• Try it: The answer should be the records below, word for word, with every image left out.

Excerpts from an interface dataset
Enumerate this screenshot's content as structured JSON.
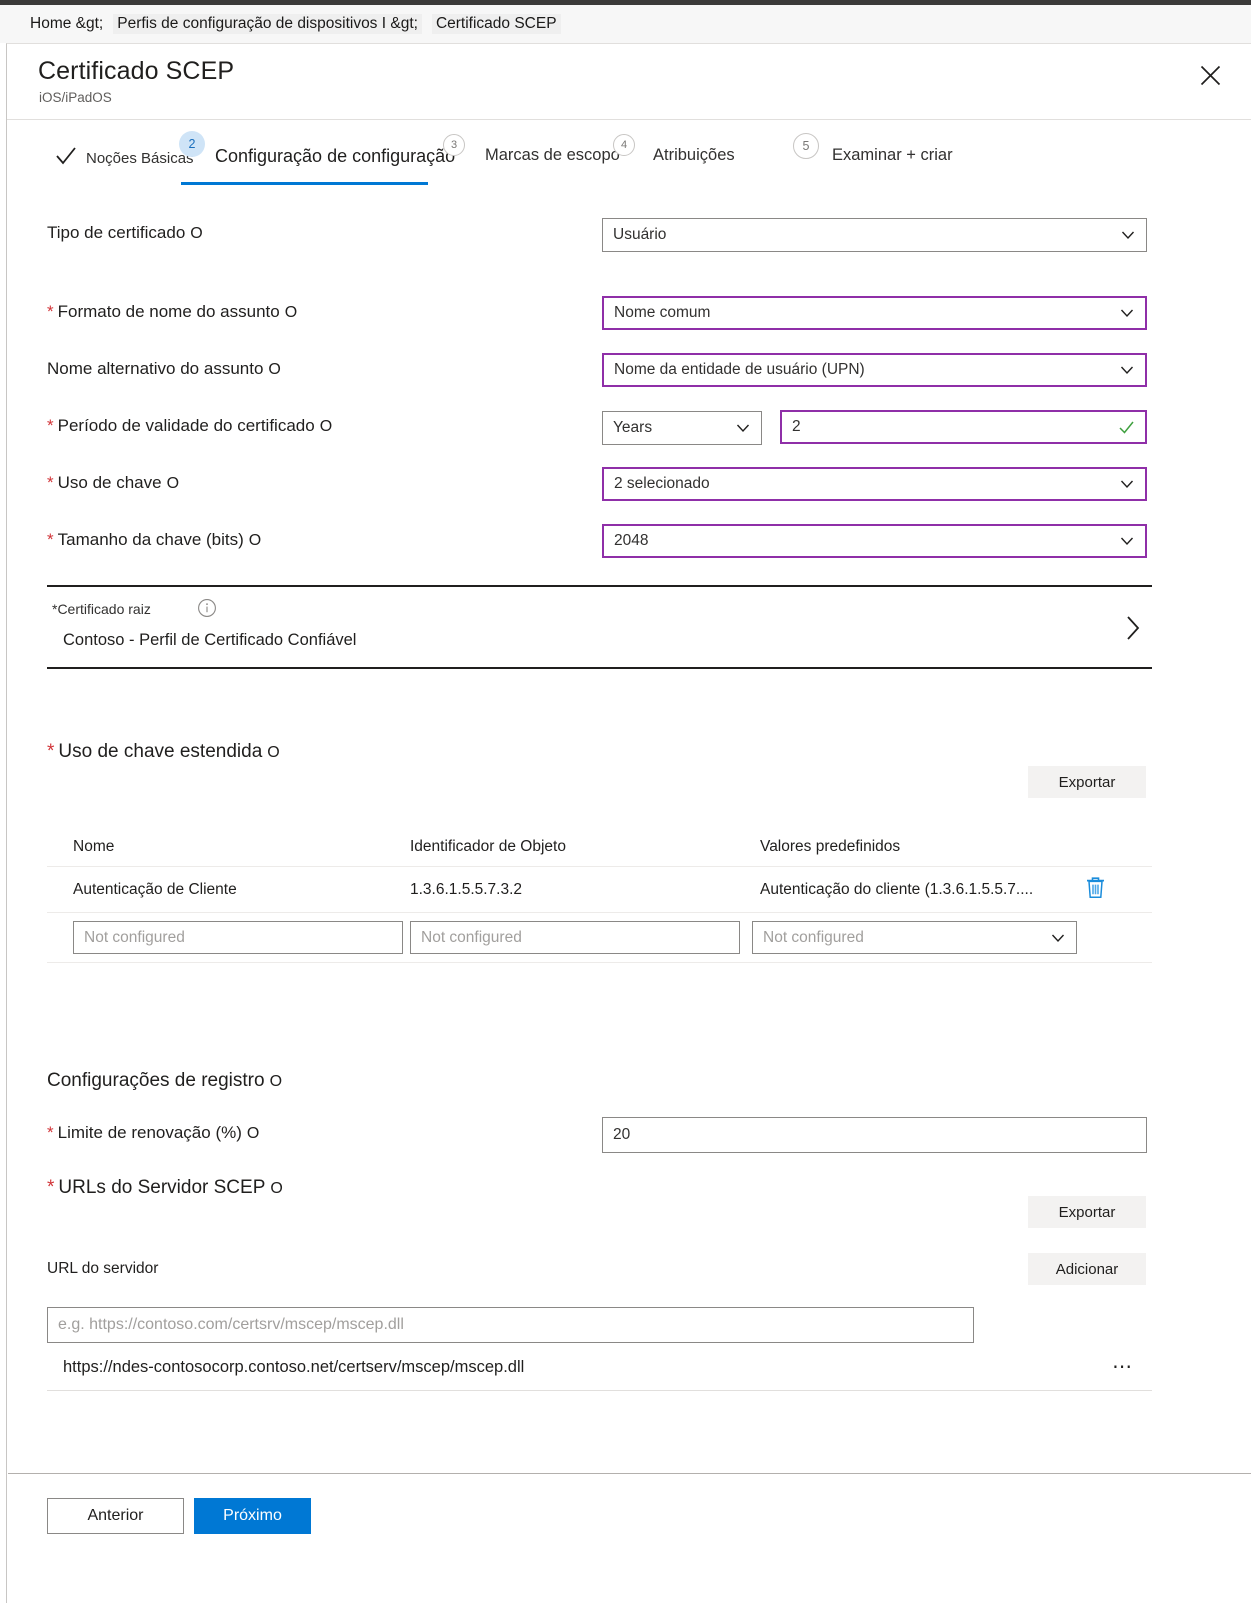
{
  "breadcrumb": {
    "home": "Home &gt;",
    "profiles": "Perfis de configuração de dispositivos I &gt;",
    "current": "Certificado SCEP"
  },
  "blade": {
    "title": "Certificado SCEP",
    "subtitle": "iOS/iPadOS",
    "close_icon": "close-icon"
  },
  "steps": [
    {
      "label": "Noções Básicas",
      "badge": "check",
      "state": "completed"
    },
    {
      "label": "Configuração de configuração",
      "badge": "2",
      "state": "active"
    },
    {
      "label": "Marcas de escopo",
      "badge": "3",
      "state": "upcoming"
    },
    {
      "label": "Atribuições",
      "badge": "4",
      "state": "upcoming"
    },
    {
      "label": "Examinar + criar",
      "badge": "5",
      "state": "upcoming"
    }
  ],
  "fields": {
    "certificate_type": {
      "label": "Tipo de certificado",
      "value": "Usuário",
      "required": false
    },
    "subject_name_format": {
      "label": "Formato de nome do assunto",
      "value": "Nome comum",
      "required": true
    },
    "subject_alternative_name": {
      "label": "Nome alternativo do assunto",
      "value": "Nome da entidade de usuário (UPN)",
      "required": false
    },
    "validity_period": {
      "label": "Período de validade do certificado",
      "unit": "Years",
      "value": "2",
      "required": true
    },
    "key_usage": {
      "label": "Uso de chave",
      "value": "2 selecionado",
      "required": true
    },
    "key_size": {
      "label": "Tamanho da chave (bits)",
      "value": "2048",
      "required": true
    }
  },
  "root_certificate": {
    "label": "*Certificado raiz",
    "value": "Contoso - Perfil de Certificado Confiável",
    "info_icon": "info-circle-icon",
    "chevron_icon": "chevron-right-icon"
  },
  "extended_key_usage": {
    "label": "Uso de chave estendida",
    "required": true,
    "export_label": "Exportar",
    "columns": [
      "Nome",
      "Identificador de Objeto",
      "Valores predefinidos"
    ],
    "rows": [
      {
        "name": "Autenticação de Cliente",
        "object_identifier": "1.3.6.1.5.5.7.3.2",
        "predefined_value": "Autenticação do cliente (1.3.6.1.5.5.7....",
        "delete_icon": "trash-icon"
      }
    ],
    "new_row": {
      "name_placeholder": "Not configured",
      "oid_placeholder": "Not configured",
      "predefined_placeholder": "Not configured"
    }
  },
  "enrollment_settings": {
    "label": "Configurações de registro",
    "renewal_threshold": {
      "label": "Limite de renovação (%)",
      "value": "20",
      "required": true
    }
  },
  "scep_urls": {
    "label": "URLs do Servidor SCEP",
    "required": true,
    "export_label": "Exportar",
    "add_label": "Adicionar",
    "field_label": "URL do servidor",
    "placeholder": "e.g. https://contoso.com/certsrv/mscep/mscep.dll",
    "items": [
      {
        "url": "https://ndes-contosocorp.contoso.net/certserv/mscep/mscep.dll",
        "menu_icon": "ellipsis-icon"
      }
    ]
  },
  "footer": {
    "previous": "Anterior",
    "next": "Próximo"
  },
  "colors": {
    "accent": "#0078d4",
    "modified_border": "#8f2fa8",
    "required_asterisk": "#d13438",
    "valid_check": "#3fa03f",
    "icon_blue": "#1a8cdb"
  }
}
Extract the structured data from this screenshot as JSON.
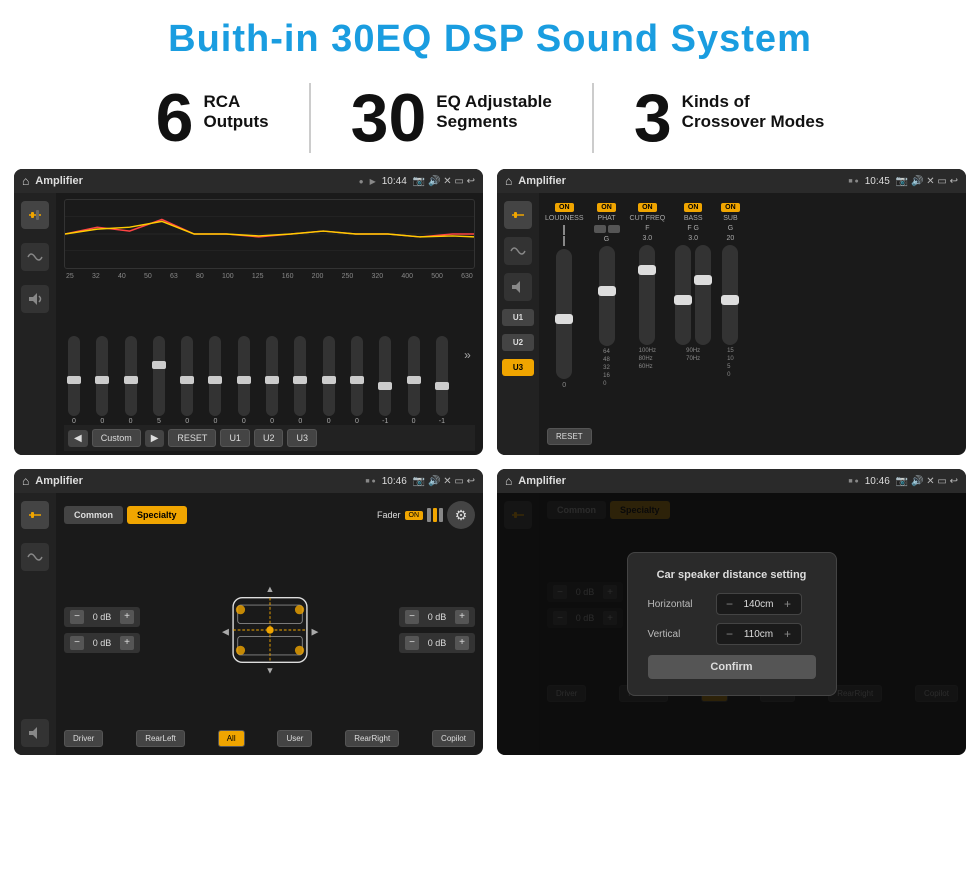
{
  "header": {
    "title": "Buith-in 30EQ DSP Sound System"
  },
  "stats": [
    {
      "number": "6",
      "label_line1": "RCA",
      "label_line2": "Outputs"
    },
    {
      "number": "30",
      "label_line1": "EQ Adjustable",
      "label_line2": "Segments"
    },
    {
      "number": "3",
      "label_line1": "Kinds of",
      "label_line2": "Crossover Modes"
    }
  ],
  "screens": [
    {
      "id": "screen1",
      "topbar": {
        "title": "Amplifier",
        "time": "10:44"
      },
      "type": "eq",
      "eq_freqs": [
        "25",
        "32",
        "40",
        "50",
        "63",
        "80",
        "100",
        "125",
        "160",
        "200",
        "250",
        "320",
        "400",
        "500",
        "630"
      ],
      "eq_values": [
        "0",
        "0",
        "0",
        "5",
        "0",
        "0",
        "0",
        "0",
        "0",
        "0",
        "0",
        "-1",
        "0",
        "-1"
      ],
      "presets": [
        "Custom",
        "RESET",
        "U1",
        "U2",
        "U3"
      ]
    },
    {
      "id": "screen2",
      "topbar": {
        "title": "Amplifier",
        "time": "10:45"
      },
      "type": "amplifier",
      "presets": [
        "U1",
        "U2",
        "U3"
      ],
      "controls": [
        "LOUDNESS",
        "PHAT",
        "CUT FREQ",
        "BASS",
        "SUB"
      ],
      "reset_label": "RESET"
    },
    {
      "id": "screen3",
      "topbar": {
        "title": "Amplifier",
        "time": "10:46"
      },
      "type": "speaker",
      "tabs": [
        "Common",
        "Specialty"
      ],
      "fader_label": "Fader",
      "fader_on": "ON",
      "db_values": [
        "0 dB",
        "0 dB",
        "0 dB",
        "0 dB"
      ],
      "buttons": [
        "Driver",
        "RearLeft",
        "All",
        "User",
        "RearRight",
        "Copilot"
      ]
    },
    {
      "id": "screen4",
      "topbar": {
        "title": "Amplifier",
        "time": "10:46"
      },
      "type": "speaker_dialog",
      "tabs": [
        "Common",
        "Specialty"
      ],
      "dialog": {
        "title": "Car speaker distance setting",
        "horizontal_label": "Horizontal",
        "horizontal_value": "140cm",
        "vertical_label": "Vertical",
        "vertical_value": "110cm",
        "confirm_label": "Confirm"
      },
      "db_values": [
        "0 dB",
        "0 dB"
      ],
      "buttons": [
        "Driver",
        "RearLeft",
        "All",
        "User",
        "RearRight",
        "Copilot"
      ]
    }
  ]
}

• Answer area:
Enumerate this screenshot's content as structured JSON.
{
  "breadcrumb": {
    "home": "Home &gt;",
    "profiles": "Perfis de configuração de dispositivos I &gt;",
    "current": "Certificado SCEP"
  },
  "blade": {
    "title": "Certificado SCEP",
    "subtitle": "iOS/iPadOS",
    "close_icon": "close-icon"
  },
  "steps": [
    {
      "label": "Noções Básicas",
      "badge": "check",
      "state": "completed"
    },
    {
      "label": "Configuração de configuração",
      "badge": "2",
      "state": "active"
    },
    {
      "label": "Marcas de escopo",
      "badge": "3",
      "state": "upcoming"
    },
    {
      "label": "Atribuições",
      "badge": "4",
      "state": "upcoming"
    },
    {
      "label": "Examinar + criar",
      "badge": "5",
      "state": "upcoming"
    }
  ],
  "fields": {
    "certificate_type": {
      "label": "Tipo de certificado",
      "value": "Usuário",
      "required": false
    },
    "subject_name_format": {
      "label": "Formato de nome do assunto",
      "value": "Nome comum",
      "required": true
    },
    "subject_alternative_name": {
      "label": "Nome alternativo do assunto",
      "value": "Nome da entidade de usuário (UPN)",
      "required": false
    },
    "validity_period": {
      "label": "Período de validade do certificado",
      "unit": "Years",
      "value": "2",
      "required": true
    },
    "key_usage": {
      "label": "Uso de chave",
      "value": "2 selecionado",
      "required": true
    },
    "key_size": {
      "label": "Tamanho da chave (bits)",
      "value": "2048",
      "required": true
    }
  },
  "root_certificate": {
    "label": "*Certificado raiz",
    "value": "Contoso - Perfil de Certificado Confiável",
    "info_icon": "info-circle-icon",
    "chevron_icon": "chevron-right-icon"
  },
  "extended_key_usage": {
    "label": "Uso de chave estendida",
    "required": true,
    "export_label": "Exportar",
    "columns": [
      "Nome",
      "Identificador de Objeto",
      "Valores predefinidos"
    ],
    "rows": [
      {
        "name": "Autenticação de Cliente",
        "object_identifier": "1.3.6.1.5.5.7.3.2",
        "predefined_value": "Autenticação do cliente (1.3.6.1.5.5.7....",
        "delete_icon": "trash-icon"
      }
    ],
    "new_row": {
      "name_placeholder": "Not configured",
      "oid_placeholder": "Not configured",
      "predefined_placeholder": "Not configured"
    }
  },
  "enrollment_settings": {
    "label": "Configurações de registro",
    "renewal_threshold": {
      "label": "Limite de renovação (%)",
      "value": "20",
      "required": true
    }
  },
  "scep_urls": {
    "label": "URLs do Servidor SCEP",
    "required": true,
    "export_label": "Exportar",
    "add_label": "Adicionar",
    "field_label": "URL do servidor",
    "placeholder": "e.g. https://contoso.com/certsrv/mscep/mscep.dll",
    "items": [
      {
        "url": "https://ndes-contosocorp.contoso.net/certserv/mscep/mscep.dll",
        "menu_icon": "ellipsis-icon"
      }
    ]
  },
  "footer": {
    "previous": "Anterior",
    "next": "Próximo"
  },
  "colors": {
    "accent": "#0078d4",
    "modified_border": "#8f2fa8",
    "required_asterisk": "#d13438",
    "valid_check": "#3fa03f",
    "icon_blue": "#1a8cdb"
  }
}
Extract the structured data from this screenshot as JSON.
{
  "header": {
    "title": "Buith-in 30EQ DSP Sound System"
  },
  "stats": [
    {
      "number": "6",
      "label_line1": "RCA",
      "label_line2": "Outputs"
    },
    {
      "number": "30",
      "label_line1": "EQ Adjustable",
      "label_line2": "Segments"
    },
    {
      "number": "3",
      "label_line1": "Kinds of",
      "label_line2": "Crossover Modes"
    }
  ],
  "screens": [
    {
      "id": "screen1",
      "topbar": {
        "title": "Amplifier",
        "time": "10:44"
      },
      "type": "eq",
      "eq_freqs": [
        "25",
        "32",
        "40",
        "50",
        "63",
        "80",
        "100",
        "125",
        "160",
        "200",
        "250",
        "320",
        "400",
        "500",
        "630"
      ],
      "eq_values": [
        "0",
        "0",
        "0",
        "5",
        "0",
        "0",
        "0",
        "0",
        "0",
        "0",
        "0",
        "-1",
        "0",
        "-1"
      ],
      "presets": [
        "Custom",
        "RESET",
        "U1",
        "U2",
        "U3"
      ]
    },
    {
      "id": "screen2",
      "topbar": {
        "title": "Amplifier",
        "time": "10:45"
      },
      "type": "amplifier",
      "presets": [
        "U1",
        "U2",
        "U3"
      ],
      "controls": [
        "LOUDNESS",
        "PHAT",
        "CUT FREQ",
        "BASS",
        "SUB"
      ],
      "reset_label": "RESET"
    },
    {
      "id": "screen3",
      "topbar": {
        "title": "Amplifier",
        "time": "10:46"
      },
      "type": "speaker",
      "tabs": [
        "Common",
        "Specialty"
      ],
      "fader_label": "Fader",
      "fader_on": "ON",
      "db_values": [
        "0 dB",
        "0 dB",
        "0 dB",
        "0 dB"
      ],
      "buttons": [
        "Driver",
        "RearLeft",
        "All",
        "User",
        "RearRight",
        "Copilot"
      ]
    },
    {
      "id": "screen4",
      "topbar": {
        "title": "Amplifier",
        "time": "10:46"
      },
      "type": "speaker_dialog",
      "tabs": [
        "Common",
        "Specialty"
      ],
      "dialog": {
        "title": "Car speaker distance setting",
        "horizontal_label": "Horizontal",
        "horizontal_value": "140cm",
        "vertical_label": "Vertical",
        "vertical_value": "110cm",
        "confirm_label": "Confirm"
      },
      "db_values": [
        "0 dB",
        "0 dB"
      ],
      "buttons": [
        "Driver",
        "RearLeft",
        "All",
        "User",
        "RearRight",
        "Copilot"
      ]
    }
  ]
}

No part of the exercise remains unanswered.